I attribute my bone and muscle health to all those hours I spent in the pool. While running certainly helped me stay fit and healthy, I think swimming gave my body an opportunity to restore itself after the high impact nature of my running workouts. And that’s why I highly recommend swimming to parents of adolescents and teens, especially those who are showing early signs of osteoporosis. Here’s how swimming can help teens’ bones:
Boost muscle strength. Your teen’s muscles are their bones’ greatest protectors. So, as this article on physical activity and healthy bones from the National Institute of Child Health and Human Development notes, even though swimming isn’t load bearing it does build strong muscles and “having strong muscles helps build strong bones.” The article also notes that the years prior to puberty are essential for developing bone mass. The earlier you can jump in the better!

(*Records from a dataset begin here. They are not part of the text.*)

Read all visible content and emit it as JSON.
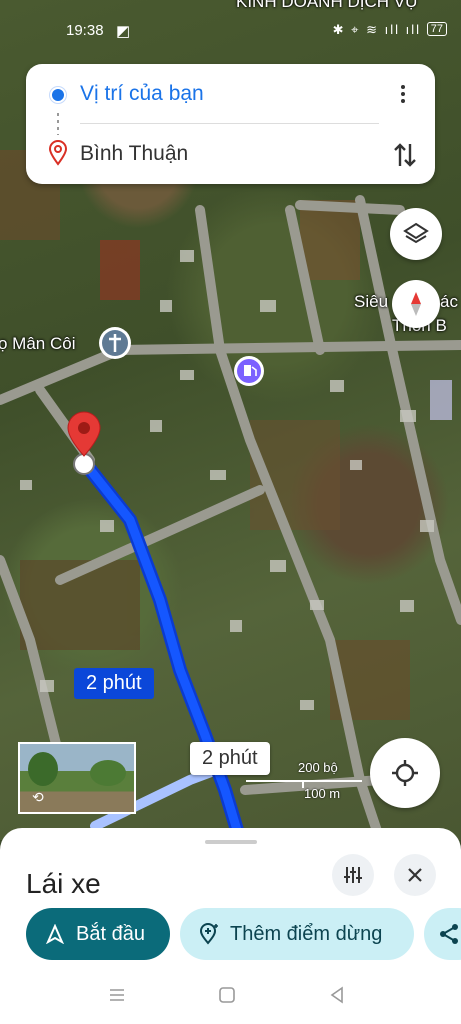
{
  "status_bar": {
    "time": "19:38",
    "battery": "77"
  },
  "map": {
    "labels": {
      "top": "KINH DOANH DỊCH VỤ",
      "church": "ọ Mân Côi",
      "shop_line1": "Siêu",
      "shop_line1b": "ác",
      "shop_line2": "Thôn B"
    },
    "route_colors": {
      "primary": "#1557ff",
      "alternate": "#a9c2ff"
    }
  },
  "directions": {
    "origin": "Vị trí của bạn",
    "destination": "Bình Thuận"
  },
  "route_badges": {
    "primary": "2 phút",
    "alternate": "2 phút"
  },
  "scale": {
    "feet": "200 bộ",
    "meters": "100 m"
  },
  "sheet": {
    "mode_title": "Lái xe",
    "start_label": "Bắt đầu",
    "add_stop_label": "Thêm điểm dừng"
  },
  "colors": {
    "start_button": "#0b6b7a",
    "secondary_button": "#cbeff5",
    "accent_blue": "#1a73e8"
  }
}
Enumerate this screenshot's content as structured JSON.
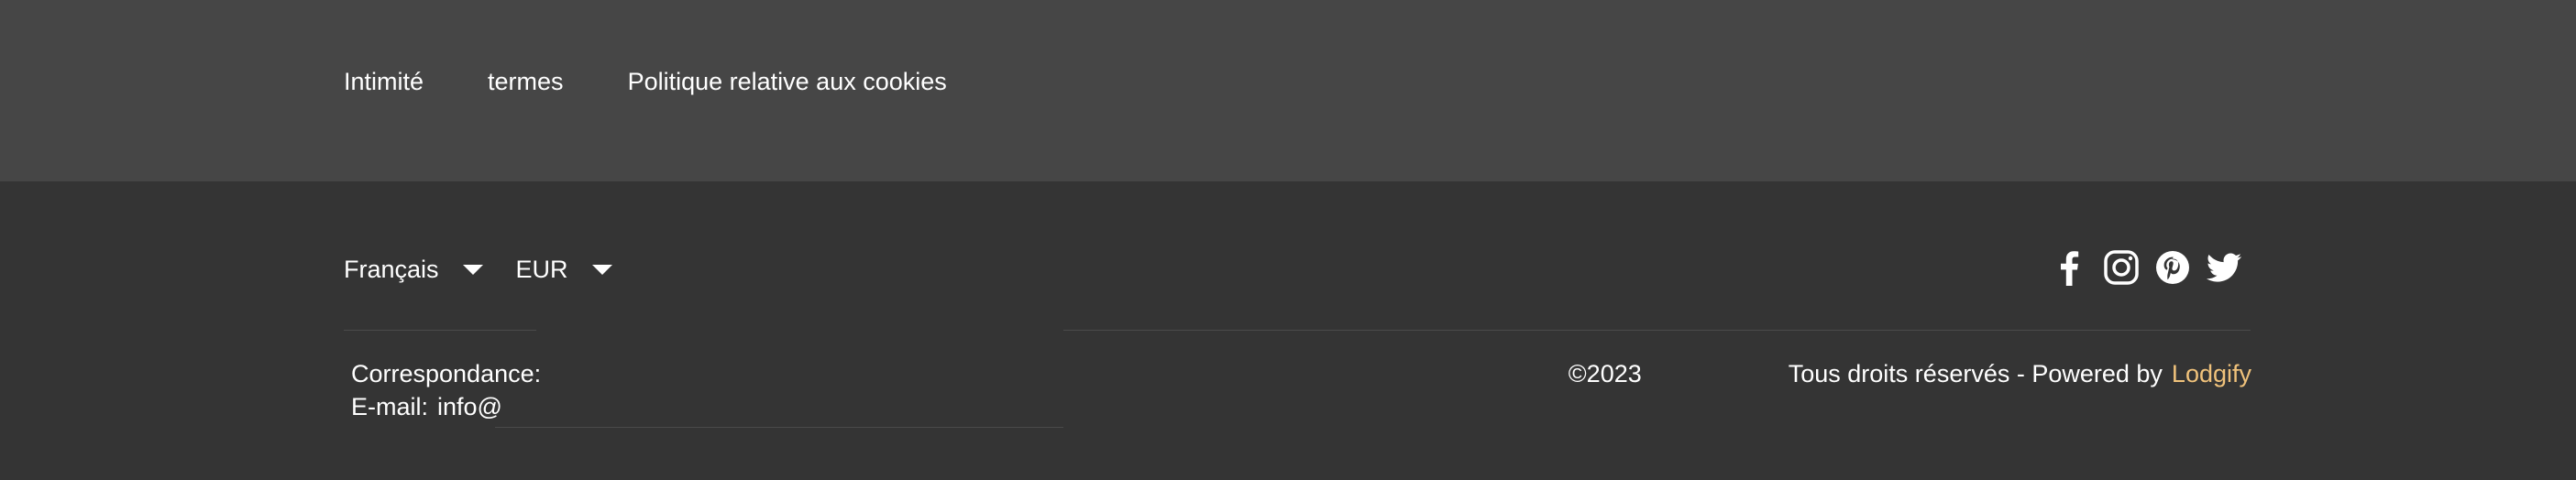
{
  "footer_links": {
    "privacy": "Intimité",
    "terms": "termes",
    "cookies": "Politique relative aux cookies"
  },
  "selectors": {
    "language": "Français",
    "currency": "EUR"
  },
  "social": {
    "icons": [
      "facebook-icon",
      "instagram-icon",
      "pinterest-icon",
      "twitter-icon"
    ]
  },
  "contact": {
    "mail_label": "Correspondance:",
    "email_label": "E-mail:",
    "email_value": "info@"
  },
  "copyright": {
    "year": "©2023",
    "rights": "Tous droits réservés - Powered by",
    "brand": "Lodgify",
    "brand_color": "#f0c27b"
  }
}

Protect your joints. Swimming is low impact so compared to high impact exercises, such as running, it is a lot easier on the joints. While this guide is on the benefits of swimming for seniors and their bones, its points ring true for everyone. It notes that swimming leads to less discomfort in knees, ankles, and hips while also building flexibility that can mean fewer injuries. When teens start protecting their joints at an early age, they’ll be in much better shape and have less pain later on in life.
Maintain a healthy weight. As adults, sometimes we look back at our teen years as times when we had fewer responsibilities and worries. But it’s important to remember that teens often have very busy schedules. Between going to school, studying after school, and taking part in extracurricular activities, they’re often not left with much free time. And that means, as KidsHealth.org notes in its piece on how to motivate teens to get active, they don’t have much time to fit in exercise that can help keep them healthy. Of course, being a healthy weight is one way to protect your bones, and swimming provides a fun way for teens to get the exercise they need.
Improve bone density. The denser your bones the stronger they are. And while swimming certainly helps build strong bones by protecting them with strong muscles, it usually isn’t lauded as the best way to build bone density. However, as SparkPeople.com explains, a new study out of Israel found that women who swim actually do have denser bone mass in their legs than women who don’t swim.
Whether you want your teen to have stronger bones or more well protected bones, swimming is an excellent choice. I think, too, that you’ll find that you won’t have to do much begging for them to get in the pool. It’s a fun way to exercise with extraordinary physical benefits.